==== Exercise inputs ====

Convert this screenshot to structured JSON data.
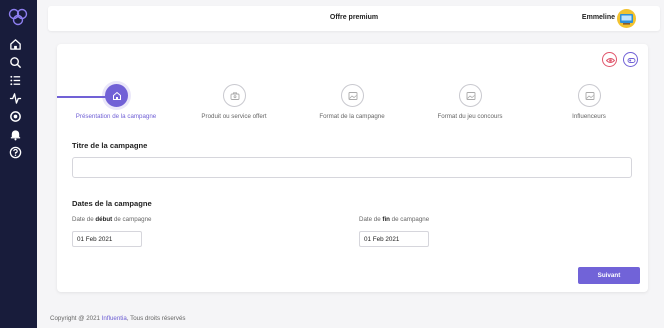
{
  "colors": {
    "sidebar": "#181c3b",
    "accent": "#7161d6",
    "preview_red": "#e0556b"
  },
  "sidebar": {
    "logo": "logo-icon",
    "items": [
      {
        "icon": "home-icon"
      },
      {
        "icon": "search-icon"
      },
      {
        "icon": "list-icon"
      },
      {
        "icon": "activity-icon"
      },
      {
        "icon": "settings-icon"
      },
      {
        "icon": "bell-icon"
      },
      {
        "icon": "help-icon"
      }
    ]
  },
  "topbar": {
    "title": "Offre premium",
    "username": "Emmeline",
    "avatar": "avatar-icon"
  },
  "card": {
    "actions": [
      {
        "icon": "eye-icon"
      },
      {
        "icon": "eye-off-icon"
      }
    ],
    "steps": [
      {
        "label": "Présentation de la campagne",
        "icon": "home-icon",
        "active": true
      },
      {
        "label": "Produit ou service offert",
        "icon": "briefcase-icon",
        "active": false
      },
      {
        "label": "Format de la campagne",
        "icon": "image-icon",
        "active": false
      },
      {
        "label": "Format du jeu concours",
        "icon": "image-icon",
        "active": false
      },
      {
        "label": "Influenceurs",
        "icon": "image-icon",
        "active": false
      }
    ],
    "title_section": {
      "label": "Titre de la campagne",
      "value": ""
    },
    "dates_section": {
      "label": "Dates de la campagne",
      "start": {
        "label_prefix": "Date de ",
        "label_bold": "début",
        "label_suffix": " de campagne",
        "value": "01 Feb 2021"
      },
      "end": {
        "label_prefix": "Date de ",
        "label_bold": "fin",
        "label_suffix": " de campagne",
        "value": "01 Feb 2021"
      }
    },
    "next_button": "Suivant"
  },
  "footer": {
    "prefix": "Copyright @ 2021 ",
    "brand": "Influentia",
    "suffix": ", Tous droits réservés"
  }
}
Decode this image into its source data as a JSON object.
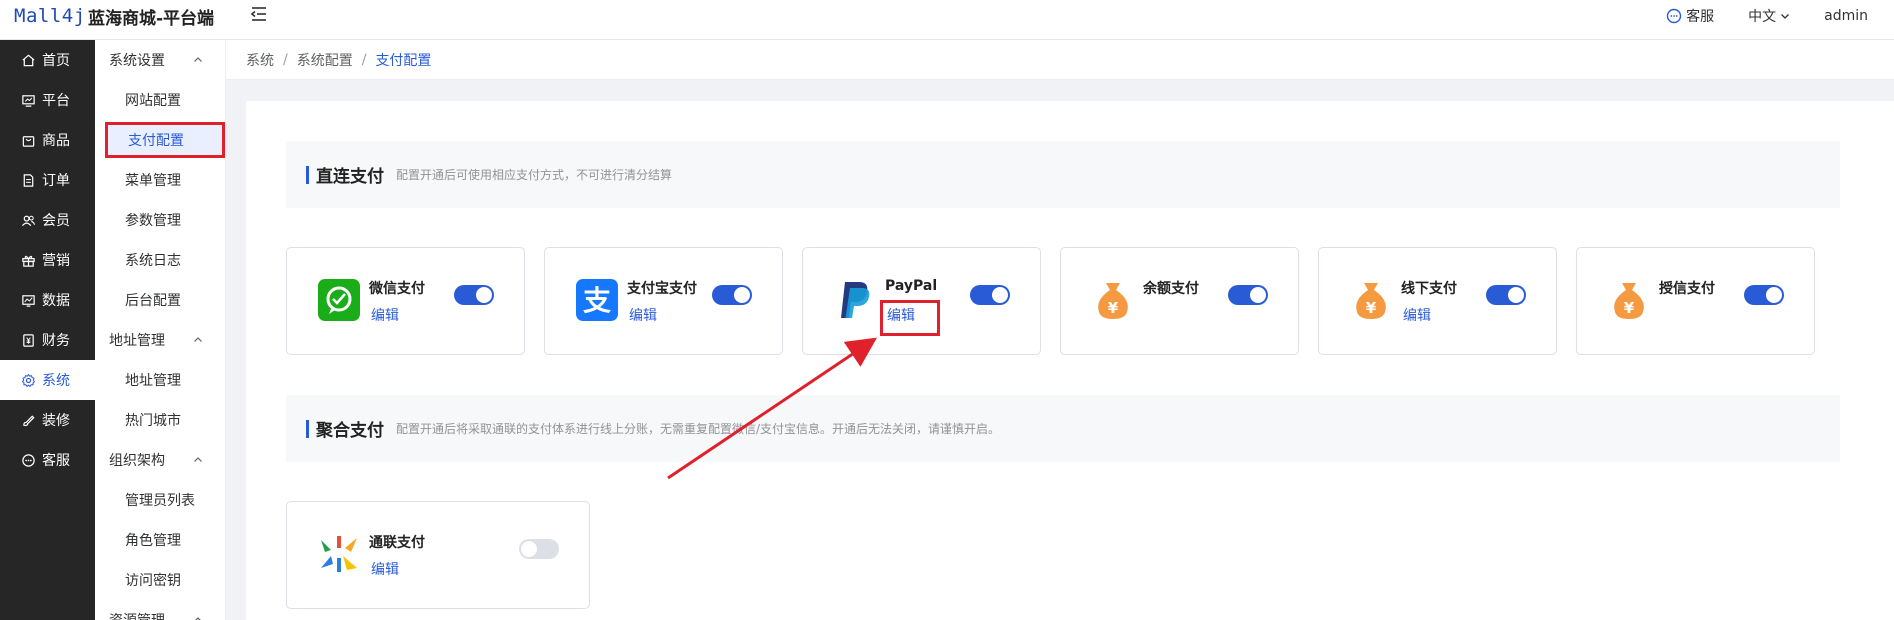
{
  "header": {
    "logo": "Mall4j",
    "title": "蓝海商城-平台端",
    "service_label": "客服",
    "language_label": "中文",
    "user_label": "admin"
  },
  "nav_primary": [
    {
      "label": "首页",
      "icon": "home-icon"
    },
    {
      "label": "平台",
      "icon": "monitor-icon"
    },
    {
      "label": "商品",
      "icon": "bag-icon"
    },
    {
      "label": "订单",
      "icon": "document-icon"
    },
    {
      "label": "会员",
      "icon": "users-icon"
    },
    {
      "label": "营销",
      "icon": "gift-icon"
    },
    {
      "label": "数据",
      "icon": "chart-icon"
    },
    {
      "label": "财务",
      "icon": "finance-icon"
    },
    {
      "label": "系统",
      "icon": "gear-icon",
      "active": true
    },
    {
      "label": "装修",
      "icon": "brush-icon"
    },
    {
      "label": "客服",
      "icon": "chat-icon"
    }
  ],
  "nav_secondary": {
    "groups": [
      {
        "label": "系统设置",
        "items": [
          "网站配置",
          "支付配置",
          "菜单管理",
          "参数管理",
          "系统日志",
          "后台配置"
        ]
      },
      {
        "label": "地址管理",
        "items": [
          "地址管理",
          "热门城市"
        ]
      },
      {
        "label": "组织架构",
        "items": [
          "管理员列表",
          "角色管理",
          "访问密钥"
        ]
      },
      {
        "label": "资源管理",
        "items": []
      }
    ],
    "active_item": "支付配置"
  },
  "breadcrumb": [
    "系统",
    "系统配置",
    "支付配置"
  ],
  "sections": {
    "direct": {
      "title": "直连支付",
      "desc": "配置开通后可使用相应支付方式，不可进行清分结算",
      "methods": [
        {
          "name": "微信支付",
          "edit": "编辑",
          "enabled": true,
          "icon": "wechat-pay-icon"
        },
        {
          "name": "支付宝支付",
          "edit": "编辑",
          "enabled": true,
          "icon": "alipay-icon"
        },
        {
          "name": "PayPal",
          "edit": "编辑",
          "enabled": true,
          "icon": "paypal-icon"
        },
        {
          "name": "余额支付",
          "edit": "",
          "enabled": true,
          "icon": "money-bag-icon"
        },
        {
          "name": "线下支付",
          "edit": "编辑",
          "enabled": true,
          "icon": "money-bag-icon"
        },
        {
          "name": "授信支付",
          "edit": "",
          "enabled": true,
          "icon": "money-bag-icon"
        }
      ]
    },
    "aggregate": {
      "title": "聚合支付",
      "desc": "配置开通后将采取通联的支付体系进行线上分账，无需重复配置微信/支付宝信息。开通后无法关闭，请谨慎开启。",
      "methods": [
        {
          "name": "通联支付",
          "edit": "编辑",
          "enabled": false,
          "icon": "allinpay-icon"
        }
      ]
    }
  },
  "colors": {
    "accent": "#2a5bd7",
    "sidebar_bg": "#262626",
    "annotation": "#e0202a"
  }
}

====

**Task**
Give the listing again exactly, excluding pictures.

**Solved exercise**
Convert this screenshot to structured JSON data.
{
  "colors": {
    "sidebar": "#181c3b",
    "accent": "#7161d6",
    "preview_red": "#e0556b"
  },
  "sidebar": {
    "logo": "logo-icon",
    "items": [
      {
        "icon": "home-icon"
      },
      {
        "icon": "search-icon"
      },
      {
        "icon": "list-icon"
      },
      {
        "icon": "activity-icon"
      },
      {
        "icon": "settings-icon"
      },
      {
        "icon": "bell-icon"
      },
      {
        "icon": "help-icon"
      }
    ]
  },
  "topbar": {
    "title": "Offre premium",
    "username": "Emmeline",
    "avatar": "avatar-icon"
  },
  "card": {
    "actions": [
      {
        "icon": "eye-icon"
      },
      {
        "icon": "eye-off-icon"
      }
    ],
    "steps": [
      {
        "label": "Présentation de la campagne",
        "icon": "home-icon",
        "active": true
      },
      {
        "label": "Produit ou service offert",
        "icon": "briefcase-icon",
        "active": false
      },
      {
        "label": "Format de la campagne",
        "icon": "image-icon",
        "active": false
      },
      {
        "label": "Format du jeu concours",
        "icon": "image-icon",
        "active": false
      },
      {
        "label": "Influenceurs",
        "icon": "image-icon",
        "active": false
      }
    ],
    "title_section": {
      "label": "Titre de la campagne",
      "value": ""
    },
    "dates_section": {
      "label": "Dates de la campagne",
      "start": {
        "label_prefix": "Date de ",
        "label_bold": "début",
        "label_suffix": " de campagne",
        "value": "01 Feb 2021"
      },
      "end": {
        "label_prefix": "Date de ",
        "label_bold": "fin",
        "label_suffix": " de campagne",
        "value": "01 Feb 2021"
      }
    },
    "next_button": "Suivant"
  },
  "footer": {
    "prefix": "Copyright @ 2021 ",
    "brand": "Influentia",
    "suffix": ", Tous droits réservés"
  }
}
Decode this image into its source data as a JSON object.
{
  "header": {
    "logo": "Mall4j",
    "title": "蓝海商城-平台端",
    "service_label": "客服",
    "language_label": "中文",
    "user_label": "admin"
  },
  "nav_primary": [
    {
      "label": "首页",
      "icon": "home-icon"
    },
    {
      "label": "平台",
      "icon": "monitor-icon"
    },
    {
      "label": "商品",
      "icon": "bag-icon"
    },
    {
      "label": "订单",
      "icon": "document-icon"
    },
    {
      "label": "会员",
      "icon": "users-icon"
    },
    {
      "label": "营销",
      "icon": "gift-icon"
    },
    {
      "label": "数据",
      "icon": "chart-icon"
    },
    {
      "label": "财务",
      "icon": "finance-icon"
    },
    {
      "label": "系统",
      "icon": "gear-icon",
      "active": true
    },
    {
      "label": "装修",
      "icon": "brush-icon"
    },
    {
      "label": "客服",
      "icon": "chat-icon"
    }
  ],
  "nav_secondary": {
    "groups": [
      {
        "label": "系统设置",
        "items": [
          "网站配置",
          "支付配置",
          "菜单管理",
          "参数管理",
          "系统日志",
          "后台配置"
        ]
      },
      {
        "label": "地址管理",
        "items": [
          "地址管理",
          "热门城市"
        ]
      },
      {
        "label": "组织架构",
        "items": [
          "管理员列表",
          "角色管理",
          "访问密钥"
        ]
      },
      {
        "label": "资源管理",
        "items": []
      }
    ],
    "active_item": "支付配置"
  },
  "breadcrumb": [
    "系统",
    "系统配置",
    "支付配置"
  ],
  "sections": {
    "direct": {
      "title": "直连支付",
      "desc": "配置开通后可使用相应支付方式，不可进行清分结算",
      "methods": [
        {
          "name": "微信支付",
          "edit": "编辑",
          "enabled": true,
          "icon": "wechat-pay-icon"
        },
        {
          "name": "支付宝支付",
          "edit": "编辑",
          "enabled": true,
          "icon": "alipay-icon"
        },
        {
          "name": "PayPal",
          "edit": "编辑",
          "enabled": true,
          "icon": "paypal-icon"
        },
        {
          "name": "余额支付",
          "edit": "",
          "enabled": true,
          "icon": "money-bag-icon"
        },
        {
          "name": "线下支付",
          "edit": "编辑",
          "enabled": true,
          "icon": "money-bag-icon"
        },
        {
          "name": "授信支付",
          "edit": "",
          "enabled": true,
          "icon": "money-bag-icon"
        }
      ]
    },
    "aggregate": {
      "title": "聚合支付",
      "desc": "配置开通后将采取通联的支付体系进行线上分账，无需重复配置微信/支付宝信息。开通后无法关闭，请谨慎开启。",
      "methods": [
        {
          "name": "通联支付",
          "edit": "编辑",
          "enabled": false,
          "icon": "allinpay-icon"
        }
      ]
    }
  },
  "colors": {
    "accent": "#2a5bd7",
    "sidebar_bg": "#262626",
    "annotation": "#e0202a"
  }
}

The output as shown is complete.